One of the other future teachers in our cohort Shaylin sent me a link to a Native Plant workshop put on by the Campus Community Garden here at Uvic. The event featured elder Earl Claxton Jr. and PEPAḴIYE Ashley Cooper from PEPÁḴEṈ HÁUTW̱ Native Plants & Garden Program located at the ȽÁU, WELṈEW̱ Tribal School in Brentwood Bay. ȽÁU, WELṈEW̱ has 279 registered students from the 4 W̱SÁNEĆ communities, TSARTLIP. PAUQUACHIN, TSEYCUM and TSAWOUT. The garden program teaches W̱SÁNEĆ kids and youth about traditional food skills which includes traditional food ecosystems as well as vegetable gardening.
It was Earl Claxton Jr’s father Earl Claxton that wrote The Saanich Year (the book used I in my post on The 13 Moons of the Saanich Year ) and grandmother Elsie Claxton who collaborated with Nancy Turner on the book Saanich Ethnobotany which has been my guide for my inquiry into the native plants of the Saanich Peninsula.
Education Coordinator PEPAḴIYE Ashley Cooper (TSARTLIP First Nation) is a graduate of the W̱,SENĆOŦEN,IST and Indigenous Language Revitalization Program (UVic). Ashley has worked to infuse SENĆOŦEN into the Native Plants and Garden program, she has also developed curriculum for the program. Her online educational resources foster the interconnections between language and land and can be found here or you can email her at
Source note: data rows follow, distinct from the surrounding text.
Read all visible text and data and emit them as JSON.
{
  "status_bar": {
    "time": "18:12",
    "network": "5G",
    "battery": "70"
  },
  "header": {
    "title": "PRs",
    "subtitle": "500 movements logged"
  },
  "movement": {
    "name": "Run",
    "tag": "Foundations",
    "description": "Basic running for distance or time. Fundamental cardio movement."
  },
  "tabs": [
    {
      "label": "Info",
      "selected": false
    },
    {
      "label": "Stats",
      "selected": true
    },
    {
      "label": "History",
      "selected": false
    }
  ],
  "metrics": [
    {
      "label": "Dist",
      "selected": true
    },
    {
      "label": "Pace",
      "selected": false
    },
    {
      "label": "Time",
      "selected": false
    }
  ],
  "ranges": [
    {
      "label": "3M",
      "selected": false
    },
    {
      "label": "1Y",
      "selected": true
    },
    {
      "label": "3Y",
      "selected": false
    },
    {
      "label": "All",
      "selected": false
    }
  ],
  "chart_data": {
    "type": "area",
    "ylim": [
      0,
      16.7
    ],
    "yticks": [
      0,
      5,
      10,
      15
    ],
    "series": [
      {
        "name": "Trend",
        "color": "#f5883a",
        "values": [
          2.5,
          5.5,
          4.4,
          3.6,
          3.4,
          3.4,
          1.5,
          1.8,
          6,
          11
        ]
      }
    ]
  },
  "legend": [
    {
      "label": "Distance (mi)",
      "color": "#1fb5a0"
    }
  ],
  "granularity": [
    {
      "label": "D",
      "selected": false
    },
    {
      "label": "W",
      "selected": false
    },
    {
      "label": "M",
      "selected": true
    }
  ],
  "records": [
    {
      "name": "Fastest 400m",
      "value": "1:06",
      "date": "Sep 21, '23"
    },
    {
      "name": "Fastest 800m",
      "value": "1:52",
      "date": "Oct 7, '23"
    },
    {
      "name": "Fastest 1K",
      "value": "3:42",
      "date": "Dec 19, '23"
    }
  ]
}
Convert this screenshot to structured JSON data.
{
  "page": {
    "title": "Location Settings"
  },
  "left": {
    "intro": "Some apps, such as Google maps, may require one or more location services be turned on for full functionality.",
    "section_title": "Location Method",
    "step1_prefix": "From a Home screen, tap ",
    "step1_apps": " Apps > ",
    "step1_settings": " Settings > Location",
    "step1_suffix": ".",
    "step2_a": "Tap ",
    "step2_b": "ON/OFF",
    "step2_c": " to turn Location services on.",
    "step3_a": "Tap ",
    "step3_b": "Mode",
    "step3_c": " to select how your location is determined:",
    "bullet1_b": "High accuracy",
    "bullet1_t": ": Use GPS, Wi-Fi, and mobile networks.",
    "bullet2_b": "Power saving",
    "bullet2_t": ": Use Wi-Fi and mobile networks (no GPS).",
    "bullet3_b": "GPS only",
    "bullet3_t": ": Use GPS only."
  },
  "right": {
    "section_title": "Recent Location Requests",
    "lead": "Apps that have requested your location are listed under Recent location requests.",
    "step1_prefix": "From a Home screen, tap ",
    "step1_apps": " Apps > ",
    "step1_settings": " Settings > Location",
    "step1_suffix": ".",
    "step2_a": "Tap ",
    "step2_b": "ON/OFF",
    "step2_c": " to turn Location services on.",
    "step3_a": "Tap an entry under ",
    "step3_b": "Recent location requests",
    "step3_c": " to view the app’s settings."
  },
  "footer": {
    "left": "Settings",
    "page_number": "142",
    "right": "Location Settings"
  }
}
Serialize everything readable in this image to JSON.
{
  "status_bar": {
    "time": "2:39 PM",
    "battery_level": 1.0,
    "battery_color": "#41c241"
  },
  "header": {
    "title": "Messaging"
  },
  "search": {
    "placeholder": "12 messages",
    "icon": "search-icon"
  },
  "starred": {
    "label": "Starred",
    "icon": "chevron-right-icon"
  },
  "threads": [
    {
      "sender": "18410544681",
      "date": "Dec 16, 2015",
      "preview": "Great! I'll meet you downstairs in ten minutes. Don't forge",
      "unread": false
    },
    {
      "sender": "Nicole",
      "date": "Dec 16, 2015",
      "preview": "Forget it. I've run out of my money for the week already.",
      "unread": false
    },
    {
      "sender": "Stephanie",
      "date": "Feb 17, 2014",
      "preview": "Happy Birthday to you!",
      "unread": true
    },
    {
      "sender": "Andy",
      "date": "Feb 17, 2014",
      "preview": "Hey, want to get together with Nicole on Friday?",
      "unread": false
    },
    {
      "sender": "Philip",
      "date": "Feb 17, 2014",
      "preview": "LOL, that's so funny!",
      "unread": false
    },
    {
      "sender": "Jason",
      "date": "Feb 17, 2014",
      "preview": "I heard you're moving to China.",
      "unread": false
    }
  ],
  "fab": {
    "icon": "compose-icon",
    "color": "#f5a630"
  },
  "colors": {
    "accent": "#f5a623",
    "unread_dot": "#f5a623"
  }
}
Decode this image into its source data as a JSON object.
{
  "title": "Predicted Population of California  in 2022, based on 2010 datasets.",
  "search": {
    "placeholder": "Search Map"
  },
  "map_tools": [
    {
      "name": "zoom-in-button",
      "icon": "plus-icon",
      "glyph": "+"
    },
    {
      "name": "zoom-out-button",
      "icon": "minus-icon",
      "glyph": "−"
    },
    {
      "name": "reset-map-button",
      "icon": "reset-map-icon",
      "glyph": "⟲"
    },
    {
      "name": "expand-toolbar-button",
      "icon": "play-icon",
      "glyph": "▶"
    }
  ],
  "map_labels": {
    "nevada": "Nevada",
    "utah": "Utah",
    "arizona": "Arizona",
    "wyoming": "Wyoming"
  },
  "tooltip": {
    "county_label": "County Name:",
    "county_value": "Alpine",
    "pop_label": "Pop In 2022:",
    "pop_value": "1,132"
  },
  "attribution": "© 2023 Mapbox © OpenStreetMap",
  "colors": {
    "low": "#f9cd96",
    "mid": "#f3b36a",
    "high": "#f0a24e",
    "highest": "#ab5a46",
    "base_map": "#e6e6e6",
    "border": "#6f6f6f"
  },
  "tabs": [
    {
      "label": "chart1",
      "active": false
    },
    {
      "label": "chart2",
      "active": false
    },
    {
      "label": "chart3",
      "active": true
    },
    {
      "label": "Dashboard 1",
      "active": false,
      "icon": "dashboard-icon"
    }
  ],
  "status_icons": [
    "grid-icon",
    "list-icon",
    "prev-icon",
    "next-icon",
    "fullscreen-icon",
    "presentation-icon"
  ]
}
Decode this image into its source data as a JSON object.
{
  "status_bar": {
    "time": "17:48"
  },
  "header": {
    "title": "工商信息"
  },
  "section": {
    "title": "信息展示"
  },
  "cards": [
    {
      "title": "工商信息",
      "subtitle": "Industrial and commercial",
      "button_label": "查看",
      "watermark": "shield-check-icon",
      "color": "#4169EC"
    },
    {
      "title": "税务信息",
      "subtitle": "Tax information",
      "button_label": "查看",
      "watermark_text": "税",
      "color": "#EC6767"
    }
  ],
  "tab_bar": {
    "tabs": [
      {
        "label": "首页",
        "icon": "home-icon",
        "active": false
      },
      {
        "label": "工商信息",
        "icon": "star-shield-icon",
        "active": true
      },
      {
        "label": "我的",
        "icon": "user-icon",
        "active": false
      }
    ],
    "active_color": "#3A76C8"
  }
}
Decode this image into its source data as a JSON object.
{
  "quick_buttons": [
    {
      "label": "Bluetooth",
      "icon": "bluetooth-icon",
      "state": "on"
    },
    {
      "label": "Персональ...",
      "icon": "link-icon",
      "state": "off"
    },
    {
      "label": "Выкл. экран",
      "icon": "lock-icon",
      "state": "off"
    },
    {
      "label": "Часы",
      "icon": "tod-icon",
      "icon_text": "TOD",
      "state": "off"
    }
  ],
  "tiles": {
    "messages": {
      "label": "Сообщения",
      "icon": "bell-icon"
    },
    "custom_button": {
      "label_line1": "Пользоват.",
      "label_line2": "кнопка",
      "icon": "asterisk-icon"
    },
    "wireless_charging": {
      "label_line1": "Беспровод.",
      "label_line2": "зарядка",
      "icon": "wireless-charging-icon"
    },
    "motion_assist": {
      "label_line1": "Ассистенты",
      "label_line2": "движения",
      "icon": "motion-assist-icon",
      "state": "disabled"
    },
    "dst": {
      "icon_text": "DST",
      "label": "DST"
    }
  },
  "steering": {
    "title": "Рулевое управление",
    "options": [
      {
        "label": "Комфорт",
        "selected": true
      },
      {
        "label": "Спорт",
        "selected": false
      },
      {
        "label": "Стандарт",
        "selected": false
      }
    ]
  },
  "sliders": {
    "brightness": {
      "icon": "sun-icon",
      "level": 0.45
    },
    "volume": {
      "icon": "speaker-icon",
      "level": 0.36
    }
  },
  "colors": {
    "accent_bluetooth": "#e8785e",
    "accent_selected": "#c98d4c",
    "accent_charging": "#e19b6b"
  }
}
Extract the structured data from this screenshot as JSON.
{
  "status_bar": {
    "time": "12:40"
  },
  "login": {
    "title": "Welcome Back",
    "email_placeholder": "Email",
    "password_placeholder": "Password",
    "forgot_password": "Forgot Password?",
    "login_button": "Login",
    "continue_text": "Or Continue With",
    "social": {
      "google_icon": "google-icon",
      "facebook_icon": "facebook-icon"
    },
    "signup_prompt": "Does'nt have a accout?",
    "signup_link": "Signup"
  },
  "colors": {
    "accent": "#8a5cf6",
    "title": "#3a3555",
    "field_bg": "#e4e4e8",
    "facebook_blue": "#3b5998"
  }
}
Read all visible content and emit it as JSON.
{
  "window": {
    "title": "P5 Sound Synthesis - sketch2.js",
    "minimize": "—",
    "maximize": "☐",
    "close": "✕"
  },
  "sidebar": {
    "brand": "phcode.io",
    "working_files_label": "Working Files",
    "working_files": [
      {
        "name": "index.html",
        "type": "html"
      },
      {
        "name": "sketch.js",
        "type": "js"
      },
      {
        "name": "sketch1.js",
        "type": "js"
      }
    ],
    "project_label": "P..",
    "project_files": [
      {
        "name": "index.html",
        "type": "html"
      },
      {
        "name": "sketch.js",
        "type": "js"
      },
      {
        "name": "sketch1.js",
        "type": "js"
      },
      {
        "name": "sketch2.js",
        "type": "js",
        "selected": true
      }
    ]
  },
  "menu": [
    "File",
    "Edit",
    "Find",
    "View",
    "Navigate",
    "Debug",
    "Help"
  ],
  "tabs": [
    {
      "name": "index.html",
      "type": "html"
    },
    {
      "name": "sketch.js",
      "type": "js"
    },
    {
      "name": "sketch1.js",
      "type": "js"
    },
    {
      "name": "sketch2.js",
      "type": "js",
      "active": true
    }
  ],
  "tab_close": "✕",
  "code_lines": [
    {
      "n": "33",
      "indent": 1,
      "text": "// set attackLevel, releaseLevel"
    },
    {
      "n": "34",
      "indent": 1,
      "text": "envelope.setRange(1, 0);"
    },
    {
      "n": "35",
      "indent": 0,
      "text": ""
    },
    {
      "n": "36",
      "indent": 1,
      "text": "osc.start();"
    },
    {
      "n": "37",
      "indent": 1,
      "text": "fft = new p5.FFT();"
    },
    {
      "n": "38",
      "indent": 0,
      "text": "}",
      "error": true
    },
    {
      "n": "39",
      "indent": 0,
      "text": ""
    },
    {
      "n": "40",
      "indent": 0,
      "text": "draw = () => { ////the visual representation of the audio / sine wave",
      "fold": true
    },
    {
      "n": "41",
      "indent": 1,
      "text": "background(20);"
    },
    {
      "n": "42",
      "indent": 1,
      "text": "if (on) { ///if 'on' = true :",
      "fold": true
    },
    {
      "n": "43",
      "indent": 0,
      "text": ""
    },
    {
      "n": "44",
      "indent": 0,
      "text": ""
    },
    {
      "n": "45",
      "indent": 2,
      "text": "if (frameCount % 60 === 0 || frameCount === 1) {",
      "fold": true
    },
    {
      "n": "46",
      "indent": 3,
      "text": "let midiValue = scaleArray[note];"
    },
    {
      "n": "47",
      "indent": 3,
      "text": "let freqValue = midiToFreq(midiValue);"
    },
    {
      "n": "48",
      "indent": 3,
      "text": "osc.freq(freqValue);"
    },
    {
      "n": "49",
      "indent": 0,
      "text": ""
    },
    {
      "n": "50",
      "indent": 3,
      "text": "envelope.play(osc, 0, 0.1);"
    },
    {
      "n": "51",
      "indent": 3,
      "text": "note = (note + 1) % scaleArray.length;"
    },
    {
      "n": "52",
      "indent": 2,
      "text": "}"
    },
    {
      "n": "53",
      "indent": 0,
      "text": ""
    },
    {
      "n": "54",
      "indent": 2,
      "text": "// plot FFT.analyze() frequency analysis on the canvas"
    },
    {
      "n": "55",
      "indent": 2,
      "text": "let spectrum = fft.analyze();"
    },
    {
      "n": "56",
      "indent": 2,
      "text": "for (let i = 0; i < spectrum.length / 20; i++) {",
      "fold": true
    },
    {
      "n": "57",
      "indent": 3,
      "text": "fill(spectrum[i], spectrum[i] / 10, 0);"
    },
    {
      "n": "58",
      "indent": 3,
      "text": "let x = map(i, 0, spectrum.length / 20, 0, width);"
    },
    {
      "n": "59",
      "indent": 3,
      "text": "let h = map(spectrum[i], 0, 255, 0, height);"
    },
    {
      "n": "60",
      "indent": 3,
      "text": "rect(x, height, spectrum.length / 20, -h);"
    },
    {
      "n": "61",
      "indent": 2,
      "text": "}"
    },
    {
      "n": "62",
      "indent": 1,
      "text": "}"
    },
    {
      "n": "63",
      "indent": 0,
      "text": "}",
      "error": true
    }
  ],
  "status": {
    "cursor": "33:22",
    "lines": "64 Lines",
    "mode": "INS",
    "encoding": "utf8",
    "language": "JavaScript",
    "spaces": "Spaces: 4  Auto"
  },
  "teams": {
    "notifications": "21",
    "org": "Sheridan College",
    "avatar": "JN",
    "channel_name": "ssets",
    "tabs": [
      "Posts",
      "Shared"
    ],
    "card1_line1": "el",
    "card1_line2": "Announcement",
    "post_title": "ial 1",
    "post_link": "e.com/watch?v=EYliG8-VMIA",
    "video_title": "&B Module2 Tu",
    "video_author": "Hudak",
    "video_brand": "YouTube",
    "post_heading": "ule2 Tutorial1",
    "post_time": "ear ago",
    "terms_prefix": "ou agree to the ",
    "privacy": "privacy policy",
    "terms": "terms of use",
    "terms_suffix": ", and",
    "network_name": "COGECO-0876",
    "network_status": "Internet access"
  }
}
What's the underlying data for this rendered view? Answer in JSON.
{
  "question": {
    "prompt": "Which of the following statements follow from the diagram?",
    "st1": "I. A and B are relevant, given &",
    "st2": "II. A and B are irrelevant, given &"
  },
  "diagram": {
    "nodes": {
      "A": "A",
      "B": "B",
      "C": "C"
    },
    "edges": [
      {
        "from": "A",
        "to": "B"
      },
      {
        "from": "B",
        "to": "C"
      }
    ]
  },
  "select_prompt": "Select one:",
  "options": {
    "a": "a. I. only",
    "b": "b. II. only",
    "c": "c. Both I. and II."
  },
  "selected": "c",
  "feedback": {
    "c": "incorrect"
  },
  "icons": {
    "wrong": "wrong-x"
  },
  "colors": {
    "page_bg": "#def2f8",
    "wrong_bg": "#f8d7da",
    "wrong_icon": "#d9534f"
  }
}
firstname.lastname@example.org for more info on resources for your classroom.
Earl and PEPAḴIYE brought four plants with them from the greenhouses at PEPAKEN HAUTW . Ashley told us a bit about the plants, using their
SENĆOŦEN names and Earl told W̱SÁNEĆ legends and stories about his life on the Peninsula.
Below is a picture of each plant along with its common name. In my next post I will dive a little deeper into the traditional knowledge around each plant with the help of my Saanich Ethnobotany book.
Ashley also brought some Stinging Nettle seeds and Thimble berry cuttings. After the talk we were all invited to plant the cuttings and seeds with pots and dirt provided by the Campus Community Garden.
A set of Plant Knowledge Cards have recently been published through Strong Nations. The 72 card set highlights 65 edible and medicinal plants that can be found on southern Vancouver Island. The cards describe the traditional uses and harvesting details of each plant and features 3 Indigenous languages. These cards would make a great classroom resource and can be purchased at strongnations.com .
The Uvic Campus Community Garden (CCG) provides services like the Giving Garden program that delivers fresh vegetables to Uvic students at no cost, they also put on regular free skill building workshops, like the Native Plant workshop I attended throughout the year. Some of you may have heard about the UVSS referendum coming up on March 6th to 8th. CCG needs you to vote in the upcoming referendum to increase the amount of funding they receive so they can continue to provide services to the the Uvic community.